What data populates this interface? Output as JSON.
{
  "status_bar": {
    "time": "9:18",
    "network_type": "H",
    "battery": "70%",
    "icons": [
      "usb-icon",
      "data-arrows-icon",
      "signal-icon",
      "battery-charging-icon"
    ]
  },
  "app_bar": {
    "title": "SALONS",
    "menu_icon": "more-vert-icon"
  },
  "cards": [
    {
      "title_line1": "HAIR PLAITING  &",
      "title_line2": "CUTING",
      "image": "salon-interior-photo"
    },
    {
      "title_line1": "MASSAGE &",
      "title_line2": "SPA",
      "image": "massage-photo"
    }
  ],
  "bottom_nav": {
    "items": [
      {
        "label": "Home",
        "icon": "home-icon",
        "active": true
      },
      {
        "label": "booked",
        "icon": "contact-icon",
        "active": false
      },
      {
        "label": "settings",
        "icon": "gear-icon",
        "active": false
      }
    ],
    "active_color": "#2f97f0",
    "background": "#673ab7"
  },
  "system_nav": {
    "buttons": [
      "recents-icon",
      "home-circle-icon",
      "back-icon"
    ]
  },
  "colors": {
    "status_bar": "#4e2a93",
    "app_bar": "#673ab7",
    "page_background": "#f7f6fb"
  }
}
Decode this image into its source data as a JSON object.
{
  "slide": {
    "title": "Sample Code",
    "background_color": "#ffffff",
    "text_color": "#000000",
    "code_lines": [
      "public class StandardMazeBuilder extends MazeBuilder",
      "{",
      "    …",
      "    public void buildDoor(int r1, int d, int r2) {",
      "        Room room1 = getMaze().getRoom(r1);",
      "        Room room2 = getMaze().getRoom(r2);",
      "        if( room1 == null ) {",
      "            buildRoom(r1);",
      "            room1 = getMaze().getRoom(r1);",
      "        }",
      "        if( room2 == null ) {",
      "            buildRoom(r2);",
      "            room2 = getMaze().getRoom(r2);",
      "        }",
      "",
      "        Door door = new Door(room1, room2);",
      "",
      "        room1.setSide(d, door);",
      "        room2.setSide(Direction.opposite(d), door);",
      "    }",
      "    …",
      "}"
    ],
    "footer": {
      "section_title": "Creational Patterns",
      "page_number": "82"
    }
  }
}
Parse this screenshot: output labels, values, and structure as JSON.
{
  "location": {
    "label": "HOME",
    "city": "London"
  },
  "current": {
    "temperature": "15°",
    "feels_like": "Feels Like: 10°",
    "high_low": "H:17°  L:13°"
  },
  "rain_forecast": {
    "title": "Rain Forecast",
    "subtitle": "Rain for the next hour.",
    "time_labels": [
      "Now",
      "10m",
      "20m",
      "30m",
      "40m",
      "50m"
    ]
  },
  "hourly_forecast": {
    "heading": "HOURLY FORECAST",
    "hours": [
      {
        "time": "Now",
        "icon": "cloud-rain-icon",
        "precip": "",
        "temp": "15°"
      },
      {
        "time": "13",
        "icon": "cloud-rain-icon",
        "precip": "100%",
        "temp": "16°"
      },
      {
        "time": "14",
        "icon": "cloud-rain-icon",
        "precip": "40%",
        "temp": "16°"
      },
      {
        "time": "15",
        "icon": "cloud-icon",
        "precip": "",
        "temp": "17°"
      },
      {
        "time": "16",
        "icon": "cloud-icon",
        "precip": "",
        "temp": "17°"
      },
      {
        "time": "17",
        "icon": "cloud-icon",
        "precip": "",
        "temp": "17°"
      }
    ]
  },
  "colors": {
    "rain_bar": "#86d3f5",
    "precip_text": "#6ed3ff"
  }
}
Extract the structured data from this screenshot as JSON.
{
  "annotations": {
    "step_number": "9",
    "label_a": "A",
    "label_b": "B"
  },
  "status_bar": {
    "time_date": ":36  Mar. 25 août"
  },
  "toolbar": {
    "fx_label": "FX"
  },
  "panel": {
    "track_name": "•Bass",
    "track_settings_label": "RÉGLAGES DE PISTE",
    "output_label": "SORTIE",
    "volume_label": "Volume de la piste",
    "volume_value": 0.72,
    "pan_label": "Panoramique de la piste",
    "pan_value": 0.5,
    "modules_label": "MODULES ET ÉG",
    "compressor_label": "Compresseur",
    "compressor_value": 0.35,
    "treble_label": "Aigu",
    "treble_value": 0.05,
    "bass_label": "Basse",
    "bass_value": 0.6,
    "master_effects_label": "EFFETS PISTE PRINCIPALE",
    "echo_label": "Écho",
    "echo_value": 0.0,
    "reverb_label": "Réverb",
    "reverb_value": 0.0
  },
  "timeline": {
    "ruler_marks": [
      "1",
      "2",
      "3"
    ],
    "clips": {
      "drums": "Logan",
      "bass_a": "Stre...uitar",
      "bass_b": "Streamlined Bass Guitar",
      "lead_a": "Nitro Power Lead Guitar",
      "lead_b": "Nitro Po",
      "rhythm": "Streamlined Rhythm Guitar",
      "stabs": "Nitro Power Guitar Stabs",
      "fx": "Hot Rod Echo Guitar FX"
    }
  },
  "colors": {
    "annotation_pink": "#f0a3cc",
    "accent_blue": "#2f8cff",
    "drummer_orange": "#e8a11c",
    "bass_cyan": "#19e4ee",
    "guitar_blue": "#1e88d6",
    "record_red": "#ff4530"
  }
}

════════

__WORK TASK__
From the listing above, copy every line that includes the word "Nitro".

__RESULT OF THIS EXERCISE__
      "lead_a": "Nitro Power Lead Guitar",
      "lead_b": "Nitro Po",
      "stabs": "Nitro Power Guitar Stabs",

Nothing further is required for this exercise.